Every year in the Modesto area hundreds of shoe boxes are filled with gifts for children and distributed overseas to needy children.
Operation Christmas Child is a ministry of Samaritan’s Purse, a nonprofit organization run by evangelist Billy Graham’s son, Franklin Graham. Since 1993, more than 100 million children in more than 130 impoverished countries have received the boxes, filled with age- and gender-appropriate toys, plus a message of God’s love for them.
Although collected locally in November, the boxes aren’t distributed worldwide for several months. This year, Marlin Sena of Ceres traveled to Rwanda to give out the boxes to village children.
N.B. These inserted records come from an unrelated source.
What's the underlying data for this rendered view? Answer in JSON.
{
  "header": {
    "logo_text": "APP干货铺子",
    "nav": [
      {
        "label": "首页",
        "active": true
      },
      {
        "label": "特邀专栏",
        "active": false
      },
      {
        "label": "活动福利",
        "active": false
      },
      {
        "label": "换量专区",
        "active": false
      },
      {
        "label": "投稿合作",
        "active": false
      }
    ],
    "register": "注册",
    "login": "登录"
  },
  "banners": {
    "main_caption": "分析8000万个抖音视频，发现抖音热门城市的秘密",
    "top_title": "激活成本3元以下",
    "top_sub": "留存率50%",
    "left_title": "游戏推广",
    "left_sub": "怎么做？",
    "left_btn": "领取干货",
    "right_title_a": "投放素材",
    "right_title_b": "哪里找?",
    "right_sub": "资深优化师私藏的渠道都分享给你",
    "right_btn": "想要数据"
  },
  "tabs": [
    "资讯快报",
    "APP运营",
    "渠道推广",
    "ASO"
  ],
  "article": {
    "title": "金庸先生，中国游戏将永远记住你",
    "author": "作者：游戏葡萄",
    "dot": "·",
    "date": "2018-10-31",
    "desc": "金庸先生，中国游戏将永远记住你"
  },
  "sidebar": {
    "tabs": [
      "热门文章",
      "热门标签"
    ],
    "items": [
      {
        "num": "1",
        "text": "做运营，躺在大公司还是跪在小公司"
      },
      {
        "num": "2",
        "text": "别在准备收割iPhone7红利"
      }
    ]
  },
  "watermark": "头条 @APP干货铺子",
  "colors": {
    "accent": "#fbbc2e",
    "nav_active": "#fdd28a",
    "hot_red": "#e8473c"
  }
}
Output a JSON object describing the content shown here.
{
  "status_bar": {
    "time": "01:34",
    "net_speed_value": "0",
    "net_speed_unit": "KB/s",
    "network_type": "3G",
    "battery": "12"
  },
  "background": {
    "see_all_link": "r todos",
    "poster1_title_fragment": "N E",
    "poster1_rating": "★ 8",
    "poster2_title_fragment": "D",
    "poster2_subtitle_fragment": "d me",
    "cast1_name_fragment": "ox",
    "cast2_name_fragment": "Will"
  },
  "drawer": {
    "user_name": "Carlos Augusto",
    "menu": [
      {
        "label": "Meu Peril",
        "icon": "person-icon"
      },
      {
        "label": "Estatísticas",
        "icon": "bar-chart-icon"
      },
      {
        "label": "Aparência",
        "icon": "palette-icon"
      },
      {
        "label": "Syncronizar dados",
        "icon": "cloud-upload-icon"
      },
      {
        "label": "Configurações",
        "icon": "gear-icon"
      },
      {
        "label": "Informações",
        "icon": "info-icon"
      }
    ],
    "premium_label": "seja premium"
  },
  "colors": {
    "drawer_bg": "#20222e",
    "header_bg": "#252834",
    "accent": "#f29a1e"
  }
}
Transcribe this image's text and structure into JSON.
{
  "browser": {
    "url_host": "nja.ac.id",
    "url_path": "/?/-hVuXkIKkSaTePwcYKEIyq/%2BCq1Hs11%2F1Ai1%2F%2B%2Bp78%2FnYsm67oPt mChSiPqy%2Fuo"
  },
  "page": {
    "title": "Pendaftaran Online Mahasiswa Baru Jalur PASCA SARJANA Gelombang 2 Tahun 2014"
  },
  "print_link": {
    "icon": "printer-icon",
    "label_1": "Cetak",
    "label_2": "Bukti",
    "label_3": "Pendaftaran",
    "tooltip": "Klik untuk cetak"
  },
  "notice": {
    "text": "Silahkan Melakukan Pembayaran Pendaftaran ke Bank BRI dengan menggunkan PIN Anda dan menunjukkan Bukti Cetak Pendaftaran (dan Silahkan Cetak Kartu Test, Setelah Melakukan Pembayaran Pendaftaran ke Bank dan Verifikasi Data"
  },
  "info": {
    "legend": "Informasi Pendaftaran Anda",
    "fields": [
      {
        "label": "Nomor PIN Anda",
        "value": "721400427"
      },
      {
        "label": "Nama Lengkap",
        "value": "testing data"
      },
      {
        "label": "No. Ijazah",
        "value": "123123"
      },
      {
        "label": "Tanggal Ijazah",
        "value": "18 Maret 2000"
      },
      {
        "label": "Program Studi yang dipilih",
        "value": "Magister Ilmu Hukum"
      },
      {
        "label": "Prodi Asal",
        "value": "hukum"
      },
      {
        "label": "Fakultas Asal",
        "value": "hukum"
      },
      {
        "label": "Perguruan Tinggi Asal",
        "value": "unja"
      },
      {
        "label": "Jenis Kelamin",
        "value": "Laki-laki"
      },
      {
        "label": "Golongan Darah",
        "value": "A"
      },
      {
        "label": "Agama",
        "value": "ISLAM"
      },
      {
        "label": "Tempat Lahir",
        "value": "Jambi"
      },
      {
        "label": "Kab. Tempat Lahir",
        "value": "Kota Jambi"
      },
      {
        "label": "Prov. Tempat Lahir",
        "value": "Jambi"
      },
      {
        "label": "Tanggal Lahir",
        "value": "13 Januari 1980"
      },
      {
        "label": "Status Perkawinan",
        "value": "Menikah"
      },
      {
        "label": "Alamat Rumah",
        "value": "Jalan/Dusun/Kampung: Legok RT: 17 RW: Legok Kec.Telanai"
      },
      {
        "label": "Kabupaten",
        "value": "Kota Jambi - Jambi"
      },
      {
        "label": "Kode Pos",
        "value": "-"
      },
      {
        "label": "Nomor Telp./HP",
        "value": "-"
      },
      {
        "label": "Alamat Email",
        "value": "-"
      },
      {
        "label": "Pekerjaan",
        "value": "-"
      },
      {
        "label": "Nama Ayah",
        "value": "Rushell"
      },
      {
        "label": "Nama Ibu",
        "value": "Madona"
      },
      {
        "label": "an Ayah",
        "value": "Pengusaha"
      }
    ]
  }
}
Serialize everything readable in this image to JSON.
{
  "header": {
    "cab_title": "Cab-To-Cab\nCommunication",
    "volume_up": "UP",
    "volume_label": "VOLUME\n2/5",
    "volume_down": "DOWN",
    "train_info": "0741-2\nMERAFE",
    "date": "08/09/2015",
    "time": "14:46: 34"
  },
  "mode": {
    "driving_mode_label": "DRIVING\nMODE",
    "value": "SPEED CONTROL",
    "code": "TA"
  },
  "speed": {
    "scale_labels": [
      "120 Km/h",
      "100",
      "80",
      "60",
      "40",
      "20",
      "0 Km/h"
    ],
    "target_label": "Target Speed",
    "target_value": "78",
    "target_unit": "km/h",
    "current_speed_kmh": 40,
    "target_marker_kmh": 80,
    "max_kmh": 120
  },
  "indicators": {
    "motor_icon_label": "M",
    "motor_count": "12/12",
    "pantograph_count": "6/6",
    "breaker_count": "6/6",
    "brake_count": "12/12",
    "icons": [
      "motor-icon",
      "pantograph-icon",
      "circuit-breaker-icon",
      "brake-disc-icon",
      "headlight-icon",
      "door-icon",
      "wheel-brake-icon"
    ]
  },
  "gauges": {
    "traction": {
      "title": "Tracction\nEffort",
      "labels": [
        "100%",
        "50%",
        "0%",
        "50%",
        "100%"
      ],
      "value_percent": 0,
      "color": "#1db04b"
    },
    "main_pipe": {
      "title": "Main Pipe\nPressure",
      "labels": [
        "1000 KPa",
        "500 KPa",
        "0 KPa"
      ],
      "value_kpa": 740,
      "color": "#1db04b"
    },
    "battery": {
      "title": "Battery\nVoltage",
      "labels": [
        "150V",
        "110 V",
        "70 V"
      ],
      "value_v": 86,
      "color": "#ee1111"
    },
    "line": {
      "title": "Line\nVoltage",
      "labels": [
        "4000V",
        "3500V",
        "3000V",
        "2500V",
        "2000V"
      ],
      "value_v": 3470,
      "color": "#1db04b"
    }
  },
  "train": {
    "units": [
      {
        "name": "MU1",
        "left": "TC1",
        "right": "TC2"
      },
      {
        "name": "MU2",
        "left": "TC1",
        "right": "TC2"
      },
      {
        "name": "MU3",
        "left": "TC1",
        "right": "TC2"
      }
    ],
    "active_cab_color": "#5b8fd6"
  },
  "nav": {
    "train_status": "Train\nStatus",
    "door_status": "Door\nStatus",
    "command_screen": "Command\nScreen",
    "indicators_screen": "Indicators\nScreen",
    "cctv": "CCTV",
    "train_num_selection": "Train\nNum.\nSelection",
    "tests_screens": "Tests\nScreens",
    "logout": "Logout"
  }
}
It was an eye-opening experience, he said.
“These children have never received anything, so it was so mind-boggling to have them take the lid off the box and see all this stuff,” he said. “One boy got a yo-yo. They had no idea what it was, so we demonstrated it for them. It was fascinating to them to see this thing going up and down.”
Sena has been an Operation Christmas Child volunteer since 1999, but became a year-round volunteer four years ago. He heard about an opportunity to help distribute the boxes and jumped at the chance. Volunteers pay their own way.
Although most people who fill the boxes think they will be distributed for Christmas, it simply isn’t possible, he said.
“Most shoe boxes are distributed seven or eight months into the year,” Sena said. “Sometimes cartons are held up in customs. Transportation is hard in certain areas. Like I’ve told people, this is not Santa Claus delivering on Christmas Eve. You’re talking 9.1 million shoe boxes this past year, and it takes time to deliver them.”
He flew to Kigali, the capital of Rwanda. His group visited the Kigali genocide memorial there.
“That was just devastating,” Sena said. “We were told that within 100 days back in 1994, the Tutsis and the Hutu tribes were fighting and the Hutus massacred over 1 million Tutsis. They wanted to eliminate that tribe. We were not allowed to take pictures. We did lay flowers at the massive grave sites there.”
Asked if he was fearful going to Rwanda, Sena said, “I don’t think I was afraid, but I saw what these people went through, just because they didn’t get along. The Bible says we’re to care for one another, love one another, and at that time, there was none of that. There was only hatred.”
Times have changed, and Sena said he saw schoolchildren from the two tribes mingling with one another. From Kigali, Sena’s group was taken to several villages, where they gave out the boxes at two churches and four schools. The villages were poor, with no running water or electricity.
“The groups ranged from 70 to 204 children between the ages of 3 and 13,” he said. “They were divided in the room between boys and girls and by age groups, because on the boxes, it’s divided like that. I could not tell the boys from the girls because their heads are all shaved because of lice and such things.”
No one could open a box until all had received one.
What happened if they didn’t have the right number of boxes for the right gender and age in the rooms?
“These children are not like our children. They are so excited by whatever they get,” Sena said. “This happened in one of our stops: We didn’t have enough girl boxes for a certain age, so one girl got a boy box. There was an Incredible Hulk figure, and she just picked it up and started kissing it like it was a doll.”
Sunglasses, a noisemaker like a kazoo, or a small whistle and balls were favorite toys, he said.
“The kids thought they were real cool putting sunglasses on,” Sena said. And “small stuffed animals and dolls, they would just hug these like they had something to love.”
One boy especially touched Sena’s heart, he said. “He must have been about 9 or 10 years old. He just hung around me,” Sena said. “I gave him his box, and in his box was a letter written by the person who packed the box. He wanted to know what that letter said. We got an interpreter and I read the letter to him, and he was so amazed that someone around the world would think of him and give him something. That really stood out with me. He was the cutest little guy.”
Sena was impressed by all the children, who seemed so happy. “There were lots of smiles,” he said. “Hugs are a big thing. They’re lovable and they want to hug you. They have nothing, but they entertain themselves outdoors, throwing rocks or a branch from a small tree. That’s why they liked the balls so much.”
Pastors and headmasters identify which children get the boxes.
“Rwanda was the first country in Africa to receive shoe boxes in 1995, and has received them every year. But they give them to different children every year,” Sena said. “But there’s a need for thousands of more shoe boxes.
“We looked out the window and there were children who would not receive one. That was heartbreaking.”
He hopes more local folks will join the effort to fill the shoe boxes this year when the project begins in the fall. Boxes are collected the week before Thanksgiving.
“I want more people to get involved in it,” he said. “Actually being there and handing them out, you just want to see every child receive one. You know it can’t happen, but the more people that get involved in it, the better the chance of a child receiving one.”